Bio: Memories of a White American Middle Class Childhood
Birth: 19 August 1950 in Biltmore, NC. And I have the papers to prove it.
My father was Chief of Surgery at Swannanoa VA Hospital. All the doctors lived in little white houses on the hospital grounds. We had a nice view of Black Mountain. The VA had the finest trauma doctors in the world.
Before that, when I was but a possibility, my father had been a Major in the Army Medical Corp in Japan. They treated anybody that came in, or was carried in, in order of need (triage). It did not matter that they were our soldiers, their soldiers, or civilians – they were all people. The blood & guts were the same.
We moved to LaGrange, GA when I was 6 – my father wanted to go into private practice. It was different!
I awoke my 1st day in Georgia & my parents took me to my 1st day ever of school. Inconvenient, but I would learn to read! Laid down that evening with the comics – apparently my schooling had been a failure. My father explained that reading took some time to learn – years was mentioned. The real shock here was that I had to get up the very next morning & go to school. Again.
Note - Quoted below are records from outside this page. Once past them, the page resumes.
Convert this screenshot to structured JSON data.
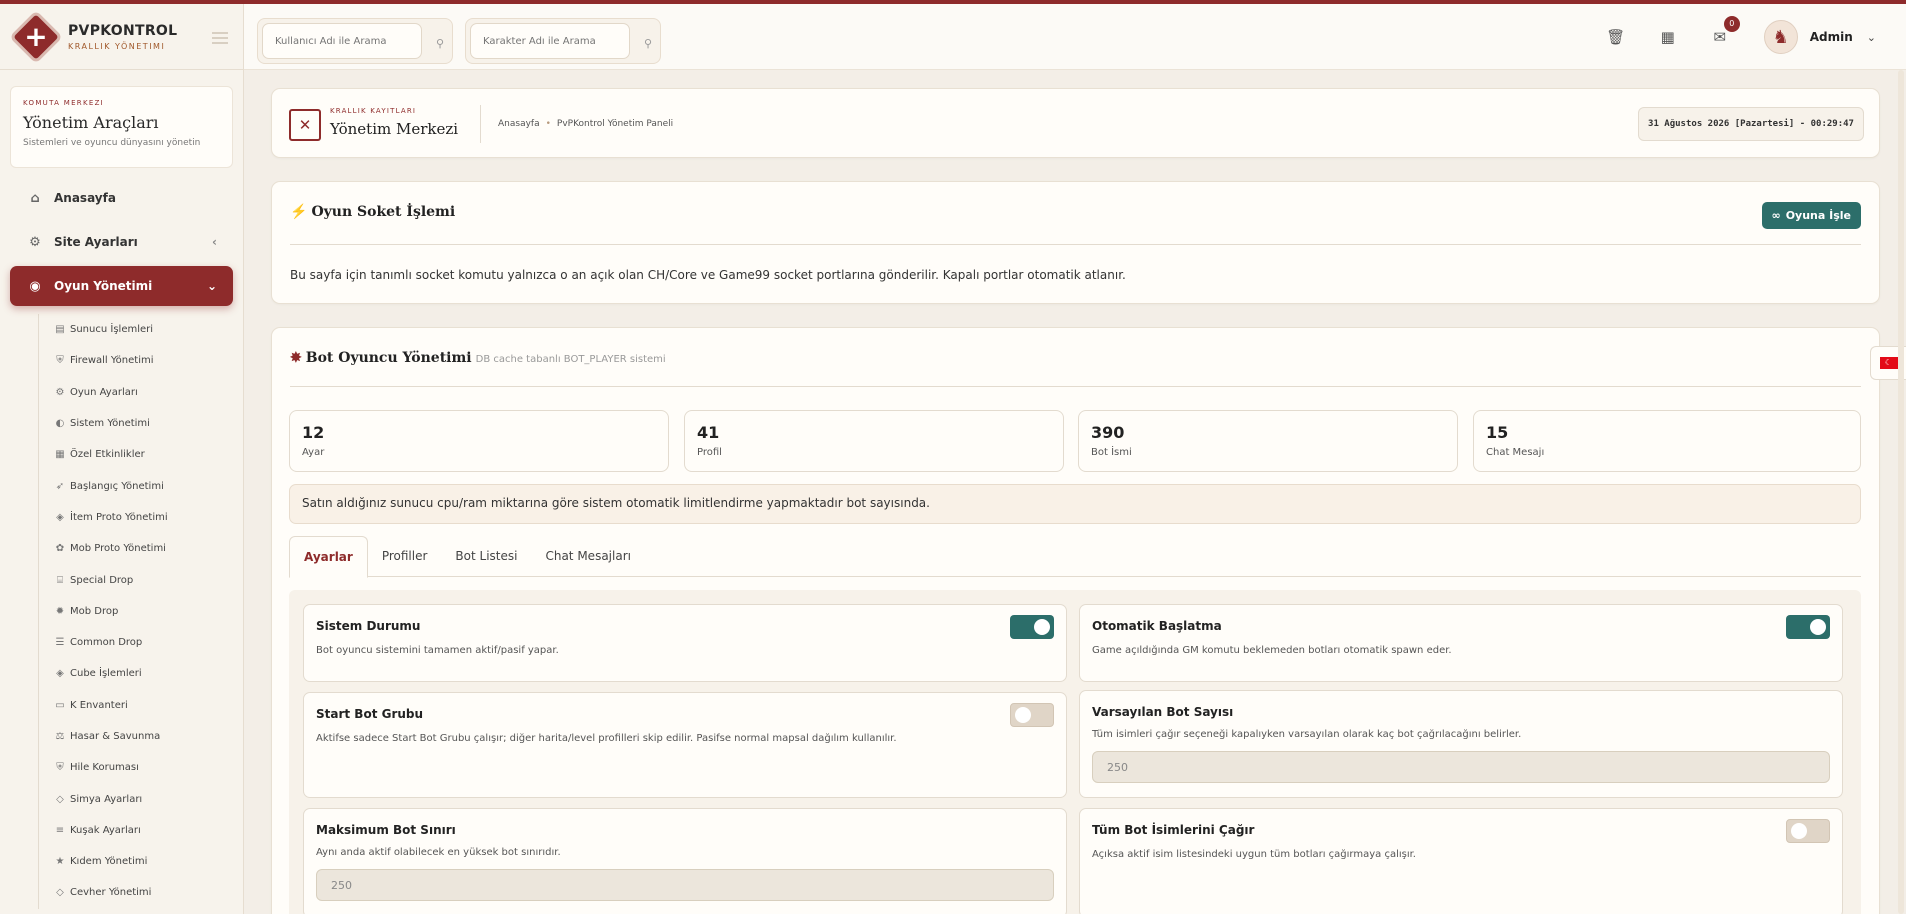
{
  "brand": {
    "title": "PVPKONTROL",
    "subtitle": "KRALLIK YÖNETIMI"
  },
  "sidebar": {
    "command": {
      "kicker": "KOMUTA MERKEZI",
      "title": "Yönetim Araçları",
      "subtitle": "Sistemleri ve oyuncu dünyasını yönetin"
    },
    "items": [
      {
        "label": "Anasayfa",
        "icon": "home-icon"
      },
      {
        "label": "Site Ayarları",
        "icon": "gear-icon"
      },
      {
        "label": "Oyun Yönetimi",
        "icon": "gamepad-icon",
        "active": true
      }
    ],
    "subitems": [
      {
        "label": "Sunucu İşlemleri",
        "icon": "server-icon"
      },
      {
        "label": "Firewall Yönetimi",
        "icon": "shield-icon"
      },
      {
        "label": "Oyun Ayarları",
        "icon": "cogs-icon"
      },
      {
        "label": "Sistem Yönetimi",
        "icon": "toggle-icon"
      },
      {
        "label": "Özel Etkinlikler",
        "icon": "calendar-icon"
      },
      {
        "label": "Başlangıç Yönetimi",
        "icon": "rocket-icon"
      },
      {
        "label": "İtem Proto Yönetimi",
        "icon": "cube-icon"
      },
      {
        "label": "Mob Proto Yönetimi",
        "icon": "paw-icon"
      },
      {
        "label": "Special Drop",
        "icon": "gift-icon"
      },
      {
        "label": "Mob Drop",
        "icon": "bug-icon"
      },
      {
        "label": "Common Drop",
        "icon": "list-icon"
      },
      {
        "label": "Cube İşlemleri",
        "icon": "cube-icon"
      },
      {
        "label": "K Envanteri",
        "icon": "box-icon"
      },
      {
        "label": "Hasar & Savunma",
        "icon": "scale-icon"
      },
      {
        "label": "Hile Koruması",
        "icon": "shield-icon"
      },
      {
        "label": "Simya Ayarları",
        "icon": "gem-icon"
      },
      {
        "label": "Kuşak Ayarları",
        "icon": "sliders-icon"
      },
      {
        "label": "Kıdem Yönetimi",
        "icon": "star-icon"
      },
      {
        "label": "Cevher Yönetimi",
        "icon": "gem-icon"
      }
    ]
  },
  "header": {
    "search_user_placeholder": "Kullanıcı Adı ile Arama",
    "search_char_placeholder": "Karakter Adı ile Arama",
    "mail_badge": "0",
    "user": "Admin"
  },
  "page": {
    "kicker": "KRALLIK KAYITLARI",
    "title": "Yönetim Merkezi",
    "breadcrumb": [
      "Anasayfa",
      "PvPKontrol Yönetim Paneli"
    ],
    "datetime": "31 Ağustos 2026 [Pazartesi] - 00:29:47"
  },
  "socket": {
    "title": "Oyun Soket İşlemi",
    "button": "Oyuna İşle",
    "description": "Bu sayfa için tanımlı socket komutu yalnızca o an açık olan CH/Core ve Game99 socket portlarına gönderilir. Kapalı portlar otomatik atlanır."
  },
  "bot": {
    "title": "Bot Oyuncu Yönetimi",
    "subtitle": "DB cache tabanlı BOT_PLAYER sistemi",
    "stats": [
      {
        "value": "12",
        "label": "Ayar"
      },
      {
        "value": "41",
        "label": "Profil"
      },
      {
        "value": "390",
        "label": "Bot İsmi"
      },
      {
        "value": "15",
        "label": "Chat Mesajı"
      }
    ],
    "notice": "Satın aldığınız sunucu cpu/ram miktarına göre sistem otomatik limitlendirme yapmaktadır bot sayısında.",
    "tabs": [
      "Ayarlar",
      "Profiller",
      "Bot Listesi",
      "Chat Mesajları"
    ],
    "settings": {
      "sistem_durumu": {
        "title": "Sistem Durumu",
        "desc": "Bot oyuncu sistemini tamamen aktif/pasif yapar.",
        "on": true
      },
      "otomatik": {
        "title": "Otomatik Başlatma",
        "desc": "Game açıldığında GM komutu beklemeden botları otomatik spawn eder.",
        "on": true
      },
      "start_grubu": {
        "title": "Start Bot Grubu",
        "desc": "Aktifse sadece Start Bot Grubu çalışır; diğer harita/level profilleri skip edilir. Pasifse normal mapsal dağılım kullanılır.",
        "on": false
      },
      "varsayilan": {
        "title": "Varsayılan Bot Sayısı",
        "desc": "Tüm isimleri çağır seçeneği kapalıyken varsayılan olarak kaç bot çağrılacağını belirler.",
        "value": "250"
      },
      "maksimum": {
        "title": "Maksimum Bot Sınırı",
        "desc": "Aynı anda aktif olabilecek en yüksek bot sınırıdır.",
        "value": "250"
      },
      "tum_isimler": {
        "title": "Tüm Bot İsimlerini Çağır",
        "desc": "Açıksa aktif isim listesindeki uygun tüm botları çağırmaya çalışır.",
        "on": false
      }
    }
  }
}
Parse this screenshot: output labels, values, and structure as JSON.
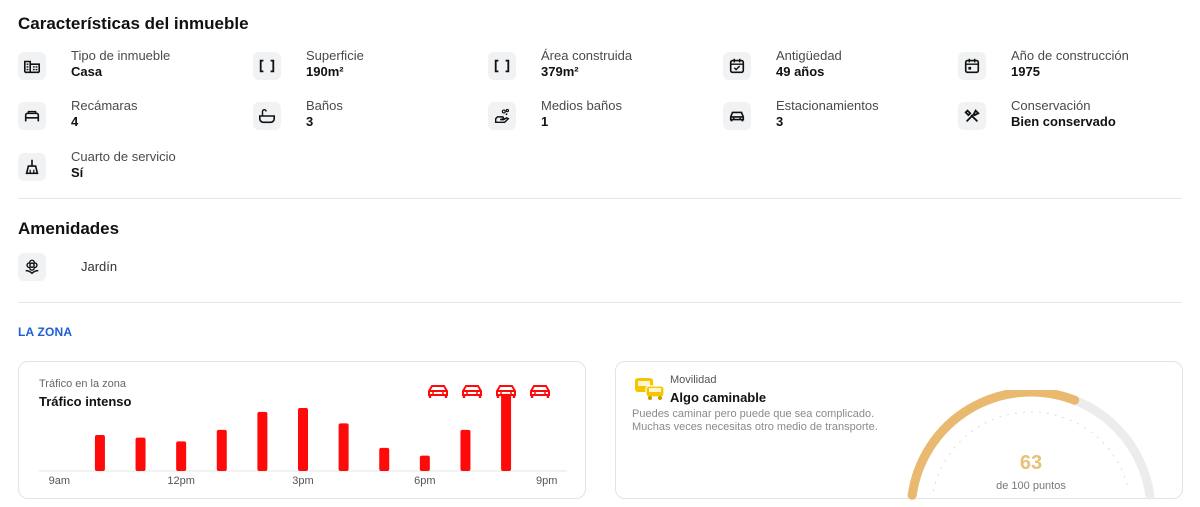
{
  "characteristics": {
    "title": "Características del inmueble",
    "items": [
      {
        "label": "Tipo de inmueble",
        "value": "Casa",
        "icon": "building-icon"
      },
      {
        "label": "Superficie",
        "value": "190m²",
        "icon": "area-brackets-icon"
      },
      {
        "label": "Área construida",
        "value": "379m²",
        "icon": "area-brackets-icon"
      },
      {
        "label": "Antigüedad",
        "value": "49 años",
        "icon": "calendar-check-icon"
      },
      {
        "label": "Año de construcción",
        "value": "1975",
        "icon": "calendar-icon"
      },
      {
        "label": "Recámaras",
        "value": "4",
        "icon": "bed-icon"
      },
      {
        "label": "Baños",
        "value": "3",
        "icon": "bathtub-icon"
      },
      {
        "label": "Medios baños",
        "value": "1",
        "icon": "hand-wash-icon"
      },
      {
        "label": "Estacionamientos",
        "value": "3",
        "icon": "car-icon"
      },
      {
        "label": "Conservación",
        "value": "Bien conservado",
        "icon": "tools-icon"
      },
      {
        "label": "Cuarto de servicio",
        "value": "Sí",
        "icon": "broom-icon"
      }
    ]
  },
  "amenities": {
    "title": "Amenidades",
    "items": [
      {
        "label": "Jardín",
        "icon": "flower-icon"
      }
    ]
  },
  "zone": {
    "title": "LA ZONA",
    "traffic": {
      "label": "Tráfico en la zona",
      "value": "Tráfico intenso",
      "level_cars": 4,
      "accent_color": "#ff0a0a",
      "chart_data": {
        "type": "bar",
        "x_ticks": [
          "9am",
          "12pm",
          "3pm",
          "6pm",
          "9pm"
        ],
        "values": [
          0,
          28,
          26,
          23,
          32,
          46,
          49,
          37,
          18,
          12,
          32,
          60,
          0
        ],
        "ylim": [
          0,
          70
        ],
        "grid": false
      }
    },
    "mobility": {
      "label": "Movilidad",
      "value": "Algo caminable",
      "description": "Puedes caminar pero puede que sea complicado. Muchas veces necesitas otro medio de transporte.",
      "score": "63",
      "score_suffix": "de 100 puntos",
      "score_value": 63,
      "score_max": 100,
      "gauge_color": "#e8b96e",
      "icon_color": "#f6c400"
    }
  }
}
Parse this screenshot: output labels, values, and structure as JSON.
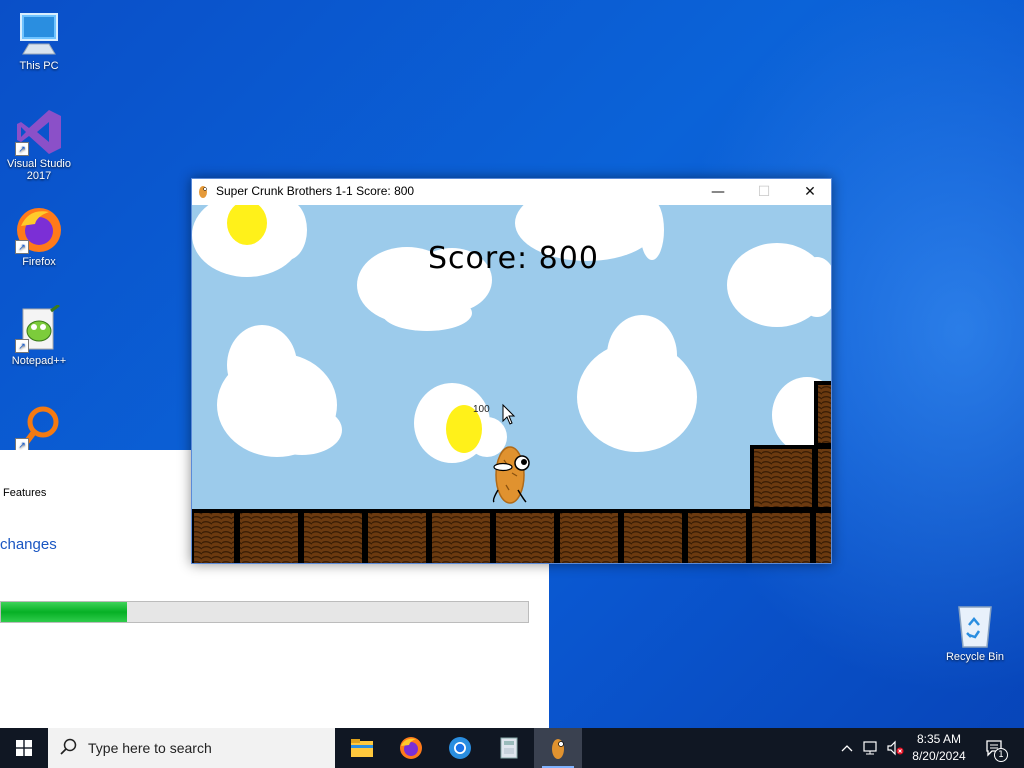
{
  "desktop": {
    "icons": [
      {
        "label": "This PC"
      },
      {
        "label": "Visual Studio 2017"
      },
      {
        "label": "Firefox"
      },
      {
        "label": "Notepad++"
      },
      {
        "label": ""
      },
      {
        "label": "Recycle Bin"
      }
    ]
  },
  "installer": {
    "features_text": "Features",
    "changes_link": "changes",
    "progress": 0.24
  },
  "game_window": {
    "title": "Super Crunk Brothers 1-1 Score: 800",
    "controls": {
      "minimize": "—",
      "maximize": "☐",
      "close": "✕"
    },
    "score_label": "Score: 800",
    "points_popup": "100"
  },
  "taskbar": {
    "search_placeholder": "Type here to search",
    "apps": [
      "file-explorer",
      "firefox",
      "chrome",
      "installer",
      "super-crunk-brothers"
    ],
    "active_app": "super-crunk-brothers",
    "clock_time": "8:35 AM",
    "clock_date": "8/20/2024",
    "notification_count": "1"
  },
  "colors": {
    "sky": "#9ccbeb",
    "cloud": "#ffffff",
    "sun": "#fff11a",
    "brick": "#6b3a10",
    "progress_green": "#06b025",
    "taskbar": "#101723"
  }
}
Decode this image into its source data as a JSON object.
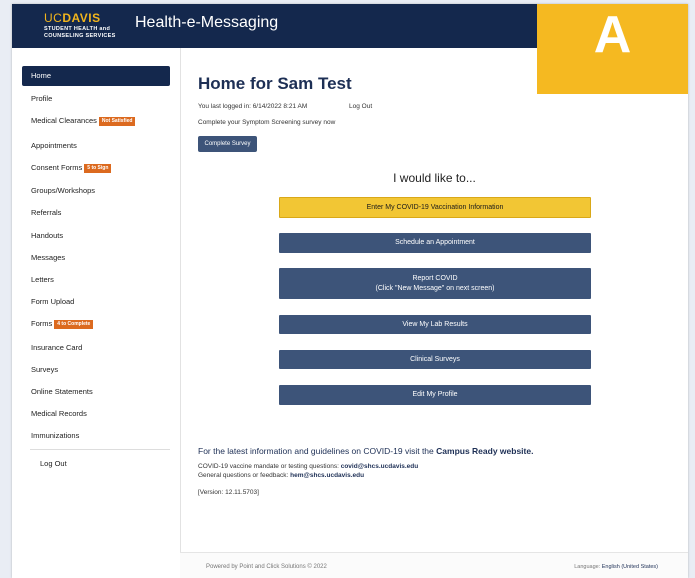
{
  "header": {
    "logo_uc": "UC",
    "logo_davis": "DAVIS",
    "logo_line1": "STUDENT HEALTH and",
    "logo_line2": "COUNSELING SERVICES",
    "title": "Health-e-Messaging",
    "badge_letter": "A"
  },
  "sidebar": {
    "items": [
      {
        "label": "Home"
      },
      {
        "label": "Profile"
      },
      {
        "label": "Medical Clearances",
        "badge": "Not Satisfied"
      },
      {
        "label": "Appointments"
      },
      {
        "label": "Consent Forms",
        "badge": "5 to Sign"
      },
      {
        "label": "Groups/Workshops"
      },
      {
        "label": "Referrals"
      },
      {
        "label": "Handouts"
      },
      {
        "label": "Messages"
      },
      {
        "label": "Letters"
      },
      {
        "label": "Form Upload"
      },
      {
        "label": "Forms",
        "badge": "4 to Complete"
      },
      {
        "label": "Insurance Card"
      },
      {
        "label": "Surveys"
      },
      {
        "label": "Online Statements"
      },
      {
        "label": "Medical Records"
      },
      {
        "label": "Immunizations"
      }
    ],
    "logout": "Log Out"
  },
  "main": {
    "title": "Home for Sam Test",
    "last_login": "You last logged in: 6/14/2022 8:21 AM",
    "logout_link": "Log Out",
    "survey_message": "Complete your Symptom Screening survey now",
    "complete_survey_button": "Complete Survey",
    "would_like": "I would like to...",
    "actions": [
      {
        "label": "Enter My COVID-19 Vaccination Information"
      },
      {
        "label": "Schedule an Appointment"
      },
      {
        "label": "Report COVID",
        "sub": "(Click \"New Message\" on next screen)"
      },
      {
        "label": "View My Lab Results"
      },
      {
        "label": "Clinical Surveys"
      },
      {
        "label": "Edit My Profile"
      }
    ],
    "covid_info_text": "For the latest information and guidelines on COVID-19 visit the",
    "covid_info_link": "Campus Ready website.",
    "mandate_label": "COVID-19 vaccine mandate or testing questions:",
    "mandate_email": "covid@shcs.ucdavis.edu",
    "general_label": "General questions or feedback:",
    "general_email": "hem@shcs.ucdavis.edu",
    "version": "[Version: 12.11.5703]"
  },
  "footer": {
    "powered_by": "Powered by Point and Click Solutions © 2022",
    "language_label": "Language:",
    "language_value": "English (United States)"
  },
  "colors": {
    "navy": "#14284d",
    "button_blue": "#3d5479",
    "gold": "#f5b921",
    "badge_orange": "#dc6a1f",
    "highlight_yellow": "#f2c634"
  }
}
LaGrange is/was a Mill Town. Mr. Calloway owned the town (pretty much). We lived in a white duplex. The 2nd half became the medical office. Very short commute. My parents could check on us kids anytime. My mother, one of the 1st class of Medical Technicians in Georgia to accept women, was Med Tech & secretary.
My father’s practice got underway. Growing smoothly till one day a black man, hat in hand, came through the waiting room & asked where he should go. My mother: ‘Just sit anywhere’. He protested but sat down in a corner looking down at the floor. Every other patient, every white patient, left. There was no Internet – but that waiting room was empty for the next week. So, what can you do? My father spoke to black preachers. They told him nobody wanted this fight. That having access to a skilled doctor was the big thing. Going in the back black door to the black waiting room was just the way it was. This was not the color blind Army or VA.
School: I was a whiz at multiplication tables. Gave me the impression that I was doing well. Then in fourth grade the teacher divided the class into 3 reading groups. Cognitive dissonance: I realized I was in the slow group. Maybe this reading thing was gonna take some concentration. I asked my father what the very first classic book ever was. So I slogged through the Iliad. I’d insisted on the full original version – I relented a bit, went with English. The original was Greek to me. I had to read most every sentence 3 times to parse it out. I learned lots of cool words & how to make run-on sentences. But I couldn’t actually follow the story. I proceeded nonetheless: Odyssey, Aeneid, Anabasis/Xenophon. . . & 100’s more.
With this addiction to reading, my academic success was assured. The professional resume fleshes out the details. It does not document my increasing preoccupation with social justice, endless war, nor most pressingly Global Warming. I have come to understand that the thread that ties all these problems together is corporate corruption – from the Supreme Court right on down through Congress to county commissions & school boards.
To attack this problem directly, I am running on a pledge of Straight Arrow ethics – rejecting corporate funding through Pacs, Super Pacs, & bundled Party money – to establish a Straight Arrow Caucus in the House of Representatives so pledged. Representatives representing people.
Money is not speech.
Corporations are not People.